The world is increasingly heading toward bipolarity with the US and China the main centers, which other states are unable to influence. Over the next 5-7 years, no transformation of the ROK’s geostrategic orientation is likely, as it has no reason to switch from technological and military dependence on the West. The most it might do is refrain from joining actions serving US interests. North Korea refuses reforms as too risky. A not small part of the South Korean elite is awaiting the possibility of destroying the North Korean state, including Yoon Suk-yeol, who does not conceal his unfriendliness to the North. No wonder the North opts to sustain its model of a fortress-state. It worked to sustain the DPRK in the difficult course of the 1990s and through the double whammy of recent years—almost total sanctions and the pandemic. One of the incontrovertible benefits of the Juche model is preservation of a high level of political independence. The main issue is a low tempo of economic development. Nuclear weapons are a means to contain aggression. Otherwise, they are of little use. The North’s leaders would resort to them only in the most extreme case of a mortal threat to the state and its leadership. Possible conflicts would not be nuclear, and the DPRK would lose most. Given US and allied progress in weapons, North Korea could be left helpless before the first blow of its opponent. It would avoid actions that could lead to North-South conflict. It is showing its readiness to respond to a large-scale aggression, not signs of aggressiveness. The change in official terminology in relations with the South to call it the Republic of South Korea and rejection of the idea of unification shows its status quo orientation, i.e., survival.

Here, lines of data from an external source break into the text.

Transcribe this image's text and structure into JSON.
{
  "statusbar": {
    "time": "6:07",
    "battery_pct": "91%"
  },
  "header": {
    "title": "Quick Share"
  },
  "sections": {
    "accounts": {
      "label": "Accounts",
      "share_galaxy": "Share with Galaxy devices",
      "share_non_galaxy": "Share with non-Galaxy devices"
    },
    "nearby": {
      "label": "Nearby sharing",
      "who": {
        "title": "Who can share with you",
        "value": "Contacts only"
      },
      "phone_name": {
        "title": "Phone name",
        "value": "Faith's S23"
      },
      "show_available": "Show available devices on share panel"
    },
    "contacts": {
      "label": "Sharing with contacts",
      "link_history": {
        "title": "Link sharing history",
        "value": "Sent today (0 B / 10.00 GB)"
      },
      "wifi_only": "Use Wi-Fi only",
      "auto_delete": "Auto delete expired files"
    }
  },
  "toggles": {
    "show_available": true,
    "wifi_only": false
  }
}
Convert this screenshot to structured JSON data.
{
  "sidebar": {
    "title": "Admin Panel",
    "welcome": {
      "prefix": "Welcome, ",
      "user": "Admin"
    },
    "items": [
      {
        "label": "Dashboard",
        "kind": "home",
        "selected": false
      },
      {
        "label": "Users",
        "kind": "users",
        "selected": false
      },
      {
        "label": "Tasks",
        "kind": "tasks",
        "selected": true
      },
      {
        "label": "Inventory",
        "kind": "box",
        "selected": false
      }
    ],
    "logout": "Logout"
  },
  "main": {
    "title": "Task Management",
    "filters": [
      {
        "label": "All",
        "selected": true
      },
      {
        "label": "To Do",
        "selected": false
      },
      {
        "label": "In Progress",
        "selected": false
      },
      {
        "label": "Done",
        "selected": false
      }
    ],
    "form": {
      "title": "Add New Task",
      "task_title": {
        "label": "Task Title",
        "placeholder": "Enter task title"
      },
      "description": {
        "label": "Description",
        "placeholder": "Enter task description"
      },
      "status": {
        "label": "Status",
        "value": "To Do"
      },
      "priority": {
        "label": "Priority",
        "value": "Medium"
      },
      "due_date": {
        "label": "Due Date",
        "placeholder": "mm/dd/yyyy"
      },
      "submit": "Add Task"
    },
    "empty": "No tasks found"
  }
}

In the coming years, Russia probably will be the main military partner of the DPRK, while China continues to be the main economic partner and diplomatic protector. A return to the 1961 treaty is unlikely, but that does not limit military cooperation, which will allow North Korea to feel more confident in the face of unpredictable relations with the South. China is wary of military cooperation to avoid straining ties with the US, Japan, and South Korea. Russia has nothing to lose. Also, the North’s memories of China leave it wary of drawing too close. Russia is the more equal and comfortable partner.